When I was a technical instructor in the RAF I worked alongside civilian instructors. Now while we service personnel where only in post for a between 3 to 5 years after which we moved on back to actually maintaining aircraft, these civilian instructors where permanent. All where ex-servicemen themselves but most had been civilian instructors for quite some time, many over ten years. As a result when something had to change either in the curriculum or physically such as classroom layouts or the section moving buildings the complaints would start. The civilians would never be happy with the change or the reason behind it. We servicemen would say “we don’t like change” in mocking voices to be told by our civilian colleagues “it’s all right for you lot, you move on, we've got to live with this”. This of course wasn't true, they didn't have to live with it. They could've resigned and moved on too. So why didn't they? Two reasons, the first is to move on is to bring about change and they were settled and happy in their current jobs. The second was pointed out in our mocking of them “we don’t like change”. If you had ever been able to sit in our crewroom and listen to the conversation which primarily consisted of banter and high jinks you would soon realise that these civilians where not the grumpy old men we often portrayed them to be, quite the contrary, they could give as good as they got, better in some cases.

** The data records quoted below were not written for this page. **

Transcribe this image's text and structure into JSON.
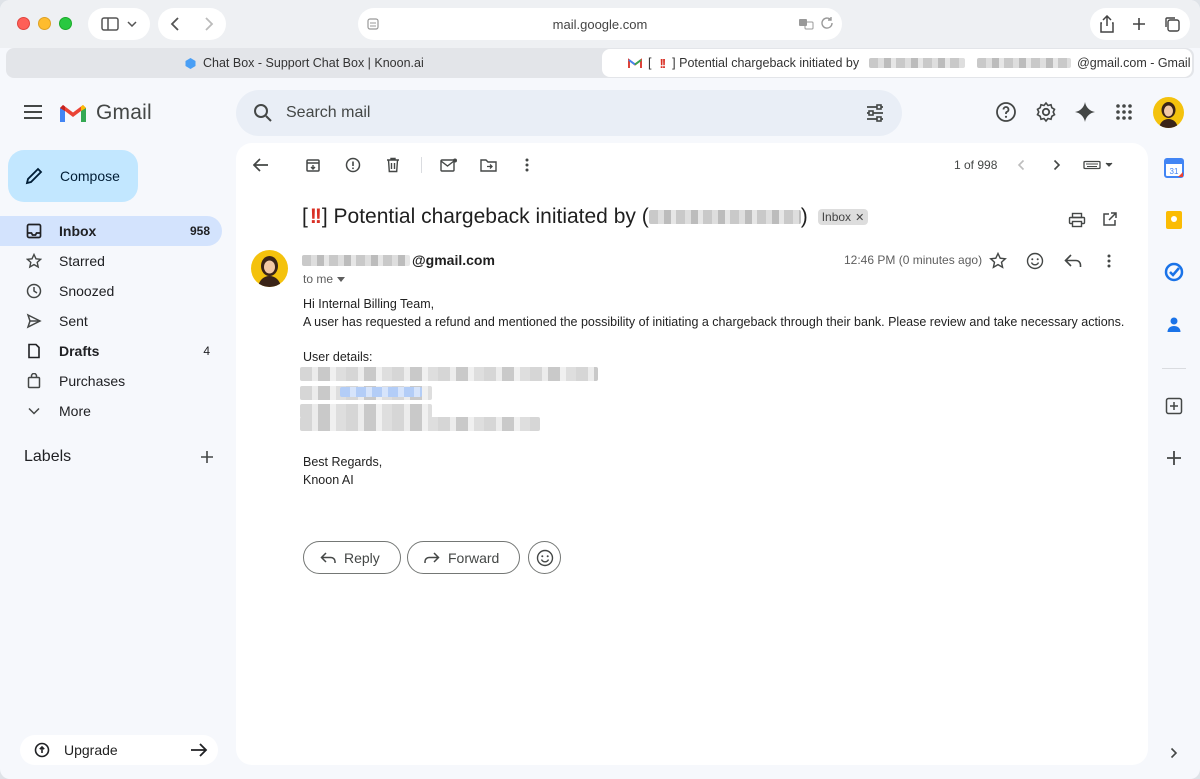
{
  "browser": {
    "url": "mail.google.com",
    "tabs": [
      {
        "label": "Chat Box - Support Chat Box | Knoon.ai"
      },
      {
        "label_prefix": "[",
        "label_mark": "!!",
        "label_mid": "] Potential chargeback initiated by",
        "label_suffix": "@gmail.com - Gmail"
      }
    ]
  },
  "gmail": {
    "brand": "Gmail",
    "search_placeholder": "Search mail",
    "compose_label": "Compose",
    "nav": [
      {
        "label": "Inbox",
        "count": "958",
        "icon": "inbox-icon"
      },
      {
        "label": "Starred",
        "count": "",
        "icon": "star-icon"
      },
      {
        "label": "Snoozed",
        "count": "",
        "icon": "clock-icon"
      },
      {
        "label": "Sent",
        "count": "",
        "icon": "send-icon"
      },
      {
        "label": "Drafts",
        "count": "4",
        "icon": "draft-icon"
      },
      {
        "label": "Purchases",
        "count": "",
        "icon": "purchases-icon"
      },
      {
        "label": "More",
        "count": "",
        "icon": "chevron-down-icon"
      }
    ],
    "labels_title": "Labels",
    "upgrade_label": "Upgrade",
    "accent_color": "#d3e3fd",
    "compose_color": "#c2e7ff"
  },
  "message": {
    "pager": "1 of 998",
    "subject_open": "[",
    "subject_mark": "!!",
    "subject_text": "] Potential chargeback initiated by (",
    "subject_close": ")",
    "label_chip": "Inbox",
    "sender_suffix": "@gmail.com",
    "to": "to me",
    "time": "12:46 PM (0 minutes ago)",
    "greeting": "Hi Internal Billing Team,",
    "body": "A user has requested a refund and mentioned the possibility of initiating a chargeback through their bank. Please review and take necessary actions.",
    "details_heading": "User details:",
    "signoff": "Best Regards,",
    "signature": "Knoon AI",
    "reply_label": "Reply",
    "forward_label": "Forward"
  }
}
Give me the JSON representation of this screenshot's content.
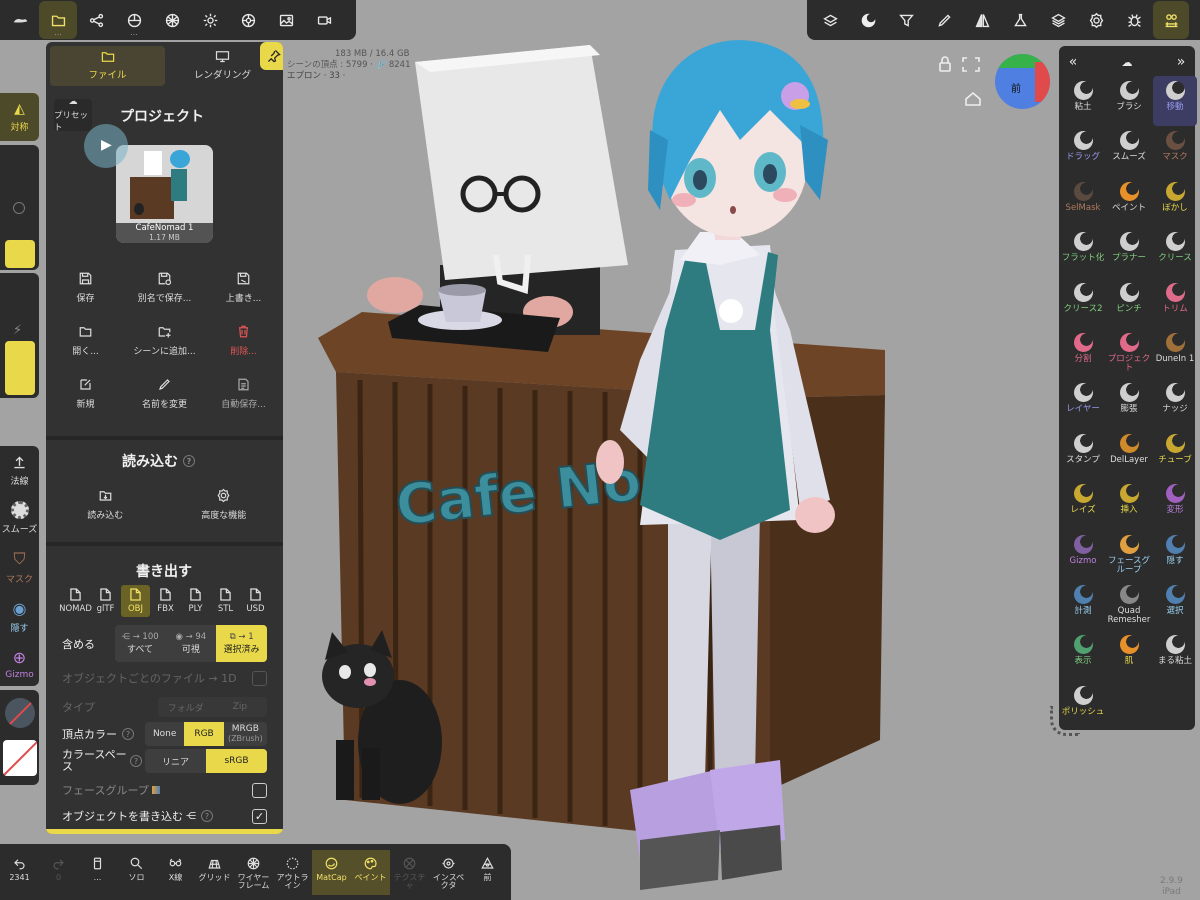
{
  "app": {
    "version": "2.9.9",
    "device": "iPad"
  },
  "colors": {
    "accent": "#e9d94a",
    "panel": "#323232",
    "bar": "#2c2c2c",
    "selected_tool": "#3d3d63",
    "viewport": "#a3a3a3"
  },
  "top_left_icons": [
    "nomad-logo-icon",
    "folder-icon",
    "scene-graph-icon",
    "material-icon",
    "texture-icon",
    "light-icon",
    "camera-settings-icon",
    "background-icon",
    "video-icon"
  ],
  "top_right_icons": [
    "topology-icon",
    "matcap-icon",
    "filter-icon",
    "brush-stroke-icon",
    "symmetry-icon",
    "flask-icon",
    "layers-icon",
    "settings-icon",
    "bug-icon",
    "tools-icon"
  ],
  "stats": {
    "memory": "183 MB / 16.4 GB",
    "vertices": "シーンの頂点 : 5799 · 🔗 8241",
    "object": "エプロン · 33 ·"
  },
  "left_panel": {
    "tabs": {
      "file": "ファイル",
      "render": "レンダリング"
    },
    "project": {
      "title": "プロジェクト",
      "preset": "プリセット",
      "thumb_name": "CafeNomad 1",
      "thumb_size": "1.17 MB"
    },
    "actions": [
      {
        "label": "保存",
        "icon": "save-icon"
      },
      {
        "label": "別名で保存...",
        "icon": "save-as-icon"
      },
      {
        "label": "上書き...",
        "icon": "overwrite-icon"
      },
      {
        "label": "開く...",
        "icon": "open-icon"
      },
      {
        "label": "シーンに追加...",
        "icon": "add-to-scene-icon"
      },
      {
        "label": "削除...",
        "icon": "trash-icon"
      },
      {
        "label": "新規",
        "icon": "new-icon"
      },
      {
        "label": "名前を変更",
        "icon": "rename-icon"
      },
      {
        "label": "自動保存...",
        "icon": "autosave-icon"
      }
    ],
    "import": {
      "title": "読み込む",
      "items": [
        {
          "label": "読み込む",
          "icon": "import-icon"
        },
        {
          "label": "高度な機能",
          "icon": "gear-icon"
        }
      ]
    },
    "export": {
      "title": "書き出す",
      "formats": [
        "NOMAD",
        "glTF",
        "OBJ",
        "FBX",
        "PLY",
        "STL",
        "USD"
      ],
      "selected_format": "OBJ",
      "include_label": "含める",
      "include": [
        {
          "count": "→ 100",
          "label": "すべて"
        },
        {
          "count": "→ 94",
          "label": "可視"
        },
        {
          "count": "→ 1",
          "label": "選択済み"
        }
      ],
      "per_object_label": "オブジェクトごとのファイル → 1D",
      "type_label": "タイプ",
      "type_options": [
        "フォルダ",
        "Zip"
      ],
      "vertex_color_label": "頂点カラー",
      "vertex_color_options": [
        "None",
        "RGB",
        "MRGB",
        "(ZBrush)"
      ],
      "color_space_label": "カラースペース",
      "color_space_options": [
        "リニア",
        "sRGB"
      ],
      "facegroup_label": "フェースグループ",
      "write_objects_label": "オブジェクトを書き込む"
    }
  },
  "left_toolbar": {
    "symmetry": "対称",
    "normal": "法線",
    "smooth": "スムーズ",
    "mask": "マスク",
    "hide": "隠す",
    "gizmo": "Gizmo"
  },
  "right_panel": {
    "tools": [
      {
        "label": "粘土",
        "color": "#ddd",
        "ball": "#cfcfcf"
      },
      {
        "label": "ブラシ",
        "color": "#ddd",
        "ball": "#cfcfcf"
      },
      {
        "label": "移動",
        "color": "#9a9af0",
        "ball": "#cfcfcf"
      },
      {
        "label": "ドラッグ",
        "color": "#9a9af0",
        "ball": "#cfcfcf"
      },
      {
        "label": "スムーズ",
        "color": "#ddd",
        "ball": "#cfcfcf"
      },
      {
        "label": "マスク",
        "color": "#b07a5a",
        "ball": "#6a5040"
      },
      {
        "label": "SelMask",
        "color": "#b07a5a",
        "ball": "#5a4a40"
      },
      {
        "label": "ペイント",
        "color": "#ddd",
        "ball": "#e8902a"
      },
      {
        "label": "ぼかし",
        "color": "#e9d94a",
        "ball": "#c8a830"
      },
      {
        "label": "フラット化",
        "color": "#7fd07f",
        "ball": "#cfcfcf"
      },
      {
        "label": "プラナー",
        "color": "#7fd07f",
        "ball": "#cfcfcf"
      },
      {
        "label": "クリース",
        "color": "#7fd07f",
        "ball": "#cfcfcf"
      },
      {
        "label": "クリース2",
        "color": "#7fd07f",
        "ball": "#cfcfcf"
      },
      {
        "label": "ピンチ",
        "color": "#7fd07f",
        "ball": "#cfcfcf"
      },
      {
        "label": "トリム",
        "color": "#e06a8a",
        "ball": "#e06a8a"
      },
      {
        "label": "分割",
        "color": "#e06a8a",
        "ball": "#e06a8a"
      },
      {
        "label": "プロジェクト",
        "color": "#e06a8a",
        "ball": "#e06a8a"
      },
      {
        "label": "DuneIn 1",
        "color": "#ddd",
        "ball": "#a0703a"
      },
      {
        "label": "レイヤー",
        "color": "#9a9af0",
        "ball": "#cfcfcf"
      },
      {
        "label": "膨張",
        "color": "#ddd",
        "ball": "#cfcfcf"
      },
      {
        "label": "ナッジ",
        "color": "#ddd",
        "ball": "#cfcfcf"
      },
      {
        "label": "スタンプ",
        "color": "#ddd",
        "ball": "#cfcfcf"
      },
      {
        "label": "DelLayer",
        "color": "#ddd",
        "ball": "#d08a2a"
      },
      {
        "label": "チューブ",
        "color": "#e9d94a",
        "ball": "#c8a830"
      },
      {
        "label": "レイズ",
        "color": "#e9d94a",
        "ball": "#c8a830"
      },
      {
        "label": "挿入",
        "color": "#e9d94a",
        "ball": "#c8a830"
      },
      {
        "label": "変形",
        "color": "#c080e0",
        "ball": "#a060c0"
      },
      {
        "label": "Gizmo",
        "color": "#c080e0",
        "ball": "#8060a0"
      },
      {
        "label": "フェースグループ",
        "color": "#9ad0f0",
        "ball": "#e0a040"
      },
      {
        "label": "隠す",
        "color": "#9ad0f0",
        "ball": "#5080b0"
      },
      {
        "label": "計測",
        "color": "#9ad0f0",
        "ball": "#5080b0"
      },
      {
        "label": "Quad Remesher",
        "color": "#ddd",
        "ball": "#888"
      },
      {
        "label": "選択",
        "color": "#9ad0f0",
        "ball": "#5080b0"
      },
      {
        "label": "表示",
        "color": "#7fd07f",
        "ball": "#50a070"
      },
      {
        "label": "肌",
        "color": "#e9d94a",
        "ball": "#e8902a"
      },
      {
        "label": "まる粘土",
        "color": "#ddd",
        "ball": "#cfcfcf"
      },
      {
        "label": "ポリッシュ",
        "color": "#e9d94a",
        "ball": "#cfcfcf"
      }
    ],
    "selected": "移動"
  },
  "bottom_bar": [
    {
      "label": "2341",
      "icon": "undo-icon"
    },
    {
      "label": "0",
      "icon": "redo-icon"
    },
    {
      "label": "...",
      "icon": "device-icon"
    },
    {
      "label": "ソロ",
      "icon": "solo-icon"
    },
    {
      "label": "X線",
      "icon": "xray-icon"
    },
    {
      "label": "グリッド",
      "icon": "grid-icon"
    },
    {
      "label": "ワイヤーフレーム",
      "icon": "wireframe-icon"
    },
    {
      "label": "アウトライン",
      "icon": "outline-icon"
    },
    {
      "label": "MatCap",
      "icon": "matcap-icon"
    },
    {
      "label": "ペイント",
      "icon": "paint-icon"
    },
    {
      "label": "テクスチャ",
      "icon": "texture-off-icon"
    },
    {
      "label": "インスペクタ",
      "icon": "inspector-icon"
    },
    {
      "label": "前",
      "icon": "front-view-icon"
    }
  ],
  "viewport": {
    "cube_label": "前",
    "sign_text": "Cafe No"
  }
}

The reason we servicemen didn't complain was we were still servicemen. Unlike the civilians who were all members of a union. We knew there was no point in complaining but we generally felt the same way about changes. The point is in the words “we don’t like change”. This is true of us as a species. It’s part of our survival strategy. Psychologists call it the rule of consistency. Everything is good and works as it is so why change? We like to keep doing things that work. We are creatures of habit. As a survival strategy it is successful but sometimes we know we need to change and because of the rule of consistency we fail. This is due to resistance from within.

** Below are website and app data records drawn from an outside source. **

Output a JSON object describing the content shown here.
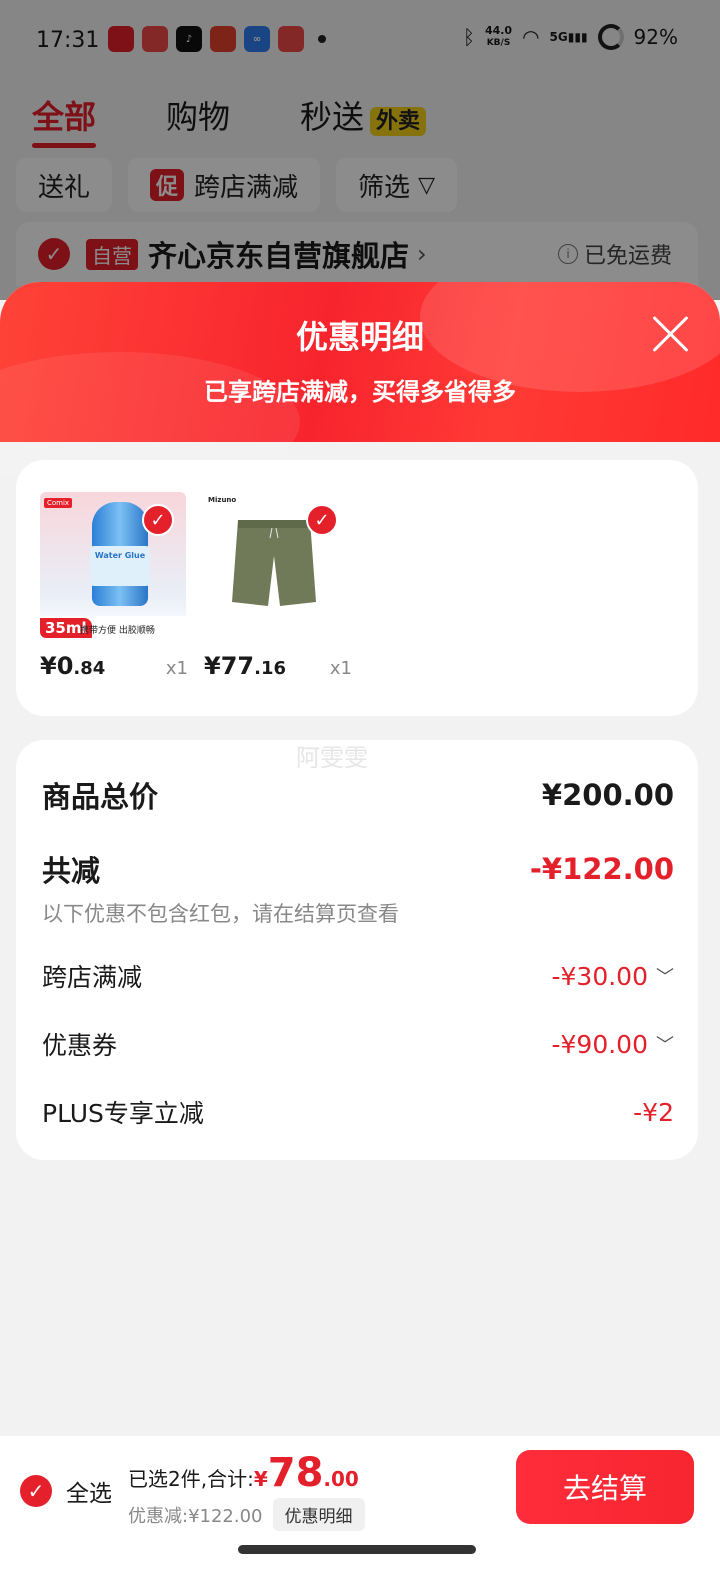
{
  "status_bar": {
    "time": "17:31",
    "apps": [
      "头条",
      "头条",
      "抖音",
      "值",
      "百度",
      "头条"
    ],
    "net_speed": "44.0",
    "net_unit": "KB/S",
    "signal": "5G",
    "battery": "92%"
  },
  "tabs": {
    "all": "全部",
    "shopping": "购物",
    "flash": "秒送",
    "flash_badge": "外卖"
  },
  "chips": {
    "gift": "送礼",
    "promo_tag": "促",
    "cross_store": "跨店满减",
    "filter": "筛选"
  },
  "store": {
    "self_tag": "自营",
    "name": "齐心京东自营旗舰店",
    "free_shipping": "已免运费"
  },
  "sheet": {
    "title": "优惠明细",
    "subtitle": "已享跨店满减，买得多省得多"
  },
  "products": [
    {
      "price_int": "¥0",
      "price_dec": ".84",
      "qty": "x1",
      "image": "glue-product",
      "img_badge": "35ml",
      "img_caption": "携带方便 出胶顺畅",
      "brand": "Comix"
    },
    {
      "price_int": "¥77",
      "price_dec": ".16",
      "qty": "x1",
      "image": "shorts-product",
      "brand": "Mizuno"
    }
  ],
  "watermark": "阿雯雯",
  "summary": {
    "total_label": "商品总价",
    "total_value": "¥200.00",
    "discount_label": "共减",
    "discount_value": "-¥122.00",
    "hint": "以下优惠不包含红包，请在结算页查看",
    "items": [
      {
        "label": "跨店满减",
        "value": "-¥30.00",
        "expandable": true
      },
      {
        "label": "优惠券",
        "value": "-¥90.00",
        "expandable": true
      },
      {
        "label": "PLUS专享立减",
        "value": "-¥2",
        "expandable": false
      }
    ]
  },
  "bottom": {
    "select_all": "全选",
    "selected_text": "已选2件,合计:",
    "currency": "¥",
    "total_int": "78",
    "total_dec": ".00",
    "discount_text": "优惠减:¥122.00",
    "detail_button": "优惠明细",
    "checkout": "去结算"
  },
  "colors": {
    "accent": "#e4202b",
    "header_gradient_start": "#ff4338",
    "header_gradient_end": "#f8242d"
  }
}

This is why sometimes we just can’t make those changes we want, but help is on hand. Hypnotherapy can help you bring about those changes you desire. By using your subconscious to work for you bad habits can be banished. It’s your subconscious that drives the rule of consistency and so you are fighting your subconscious. You will never beat your subconscious, its main job is to keep you alive. That’s why it enforces successful strategies’ such as the rule of consistency.

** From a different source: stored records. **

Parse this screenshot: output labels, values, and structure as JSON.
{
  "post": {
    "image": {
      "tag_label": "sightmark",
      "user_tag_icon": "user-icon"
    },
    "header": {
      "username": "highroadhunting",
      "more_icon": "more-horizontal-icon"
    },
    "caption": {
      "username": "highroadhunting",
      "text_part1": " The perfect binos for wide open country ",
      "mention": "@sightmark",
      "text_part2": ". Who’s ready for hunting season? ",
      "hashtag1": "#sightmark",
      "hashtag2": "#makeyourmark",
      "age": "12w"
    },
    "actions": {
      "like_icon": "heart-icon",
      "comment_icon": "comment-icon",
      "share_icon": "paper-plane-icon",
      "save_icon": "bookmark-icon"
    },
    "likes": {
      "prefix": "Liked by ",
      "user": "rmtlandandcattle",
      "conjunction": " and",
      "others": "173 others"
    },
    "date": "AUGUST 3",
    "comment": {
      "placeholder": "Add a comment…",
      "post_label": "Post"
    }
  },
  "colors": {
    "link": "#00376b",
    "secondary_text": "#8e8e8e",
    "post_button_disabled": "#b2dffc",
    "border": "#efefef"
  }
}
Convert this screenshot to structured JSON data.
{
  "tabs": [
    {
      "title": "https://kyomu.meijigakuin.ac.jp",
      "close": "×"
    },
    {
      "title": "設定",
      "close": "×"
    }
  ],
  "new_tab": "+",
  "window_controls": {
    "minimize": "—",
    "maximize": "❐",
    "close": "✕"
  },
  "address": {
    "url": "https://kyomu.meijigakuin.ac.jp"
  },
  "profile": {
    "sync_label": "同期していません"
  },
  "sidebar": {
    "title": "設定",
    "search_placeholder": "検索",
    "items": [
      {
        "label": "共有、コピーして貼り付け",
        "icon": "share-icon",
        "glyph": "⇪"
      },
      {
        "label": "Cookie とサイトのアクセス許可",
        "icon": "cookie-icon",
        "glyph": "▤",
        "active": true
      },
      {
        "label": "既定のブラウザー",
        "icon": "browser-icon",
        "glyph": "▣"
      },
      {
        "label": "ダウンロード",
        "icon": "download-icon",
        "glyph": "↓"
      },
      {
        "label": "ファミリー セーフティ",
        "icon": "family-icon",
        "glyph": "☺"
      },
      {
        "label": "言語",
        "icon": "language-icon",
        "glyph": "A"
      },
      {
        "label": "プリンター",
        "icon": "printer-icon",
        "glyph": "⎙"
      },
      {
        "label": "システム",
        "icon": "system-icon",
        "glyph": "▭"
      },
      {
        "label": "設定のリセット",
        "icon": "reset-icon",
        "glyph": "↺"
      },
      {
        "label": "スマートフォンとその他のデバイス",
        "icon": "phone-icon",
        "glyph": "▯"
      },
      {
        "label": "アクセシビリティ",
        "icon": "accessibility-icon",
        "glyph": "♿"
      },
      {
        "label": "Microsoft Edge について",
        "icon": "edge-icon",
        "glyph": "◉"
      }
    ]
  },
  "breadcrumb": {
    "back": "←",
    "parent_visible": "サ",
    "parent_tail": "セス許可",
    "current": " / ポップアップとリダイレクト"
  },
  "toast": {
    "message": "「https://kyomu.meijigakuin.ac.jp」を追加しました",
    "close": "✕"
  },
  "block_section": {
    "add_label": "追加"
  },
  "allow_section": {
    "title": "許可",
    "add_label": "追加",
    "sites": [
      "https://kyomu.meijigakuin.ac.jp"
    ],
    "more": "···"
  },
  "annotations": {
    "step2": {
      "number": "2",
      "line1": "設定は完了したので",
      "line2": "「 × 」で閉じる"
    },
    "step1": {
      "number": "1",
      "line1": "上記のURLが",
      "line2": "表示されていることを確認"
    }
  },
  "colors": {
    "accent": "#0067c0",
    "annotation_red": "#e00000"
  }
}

While it is a successful survival strategy, we don’t live in the pre-historic world and it’s not always the best strategy for modern times. Sometimes we should make changes. If there is a change you would like to make in your life whether it’s stopping smoking, losing weight, cutting your alcohol intake or getting over that phobia, hypnotherapy could help you with these and many more issues normal people just like you have. It doesn't matter how many times you've tried and failed, try hypnotherapy and succeed. You don’t have to be consistently unhappy. After all as Ralph Waldo Emerson once said “foolish consistency is the hobgoblin of little minds”.